| EXERCISE MATERIAL |

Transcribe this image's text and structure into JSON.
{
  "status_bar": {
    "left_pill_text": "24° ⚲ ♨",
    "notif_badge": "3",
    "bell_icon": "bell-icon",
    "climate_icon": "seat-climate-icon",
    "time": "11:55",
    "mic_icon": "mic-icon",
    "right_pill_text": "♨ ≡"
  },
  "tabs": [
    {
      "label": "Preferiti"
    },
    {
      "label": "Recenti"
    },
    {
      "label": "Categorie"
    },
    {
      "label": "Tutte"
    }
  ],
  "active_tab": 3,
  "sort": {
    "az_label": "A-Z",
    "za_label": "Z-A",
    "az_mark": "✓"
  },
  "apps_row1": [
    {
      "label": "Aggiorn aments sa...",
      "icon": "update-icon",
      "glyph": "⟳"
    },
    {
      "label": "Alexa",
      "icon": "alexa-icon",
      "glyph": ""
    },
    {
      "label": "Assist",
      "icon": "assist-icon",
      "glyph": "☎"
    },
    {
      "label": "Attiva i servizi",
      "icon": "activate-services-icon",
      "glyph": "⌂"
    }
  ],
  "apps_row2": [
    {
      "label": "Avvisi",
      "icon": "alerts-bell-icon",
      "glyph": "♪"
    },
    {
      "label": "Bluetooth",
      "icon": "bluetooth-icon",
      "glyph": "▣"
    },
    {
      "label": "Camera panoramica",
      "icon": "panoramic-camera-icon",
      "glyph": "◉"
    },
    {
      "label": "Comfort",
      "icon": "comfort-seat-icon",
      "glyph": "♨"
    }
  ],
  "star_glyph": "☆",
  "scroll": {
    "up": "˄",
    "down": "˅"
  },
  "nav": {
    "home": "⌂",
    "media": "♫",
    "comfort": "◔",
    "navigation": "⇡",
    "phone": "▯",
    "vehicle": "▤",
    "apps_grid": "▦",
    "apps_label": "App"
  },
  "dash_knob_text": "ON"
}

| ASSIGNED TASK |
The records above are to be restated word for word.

| TASK OUTPUT |
Transcribe this image's text and structure into JSON.
{
  "status_bar": {
    "left_pill_text": "24° ⚲ ♨",
    "notif_badge": "3",
    "bell_icon": "bell-icon",
    "climate_icon": "seat-climate-icon",
    "time": "11:55",
    "mic_icon": "mic-icon",
    "right_pill_text": "♨ ≡"
  },
  "tabs": [
    {
      "label": "Preferiti"
    },
    {
      "label": "Recenti"
    },
    {
      "label": "Categorie"
    },
    {
      "label": "Tutte"
    }
  ],
  "active_tab": 3,
  "sort": {
    "az_label": "A-Z",
    "za_label": "Z-A",
    "az_mark": "✓"
  },
  "apps_row1": [
    {
      "label": "Aggiorn aments sa...",
      "icon": "update-icon",
      "glyph": "⟳"
    },
    {
      "label": "Alexa",
      "icon": "alexa-icon",
      "glyph": ""
    },
    {
      "label": "Assist",
      "icon": "assist-icon",
      "glyph": "☎"
    },
    {
      "label": "Attiva i servizi",
      "icon": "activate-services-icon",
      "glyph": "⌂"
    }
  ],
  "apps_row2": [
    {
      "label": "Avvisi",
      "icon": "alerts-bell-icon",
      "glyph": "♪"
    },
    {
      "label": "Bluetooth",
      "icon": "bluetooth-icon",
      "glyph": "▣"
    },
    {
      "label": "Camera panoramica",
      "icon": "panoramic-camera-icon",
      "glyph": "◉"
    },
    {
      "label": "Comfort",
      "icon": "comfort-seat-icon",
      "glyph": "♨"
    }
  ],
  "star_glyph": "☆",
  "scroll": {
    "up": "˄",
    "down": "˅"
  },
  "nav": {
    "home": "⌂",
    "media": "♫",
    "comfort": "◔",
    "navigation": "⇡",
    "phone": "▯",
    "vehicle": "▤",
    "apps_grid": "▦",
    "apps_label": "App"
  },
  "dash_knob_text": "ON"
}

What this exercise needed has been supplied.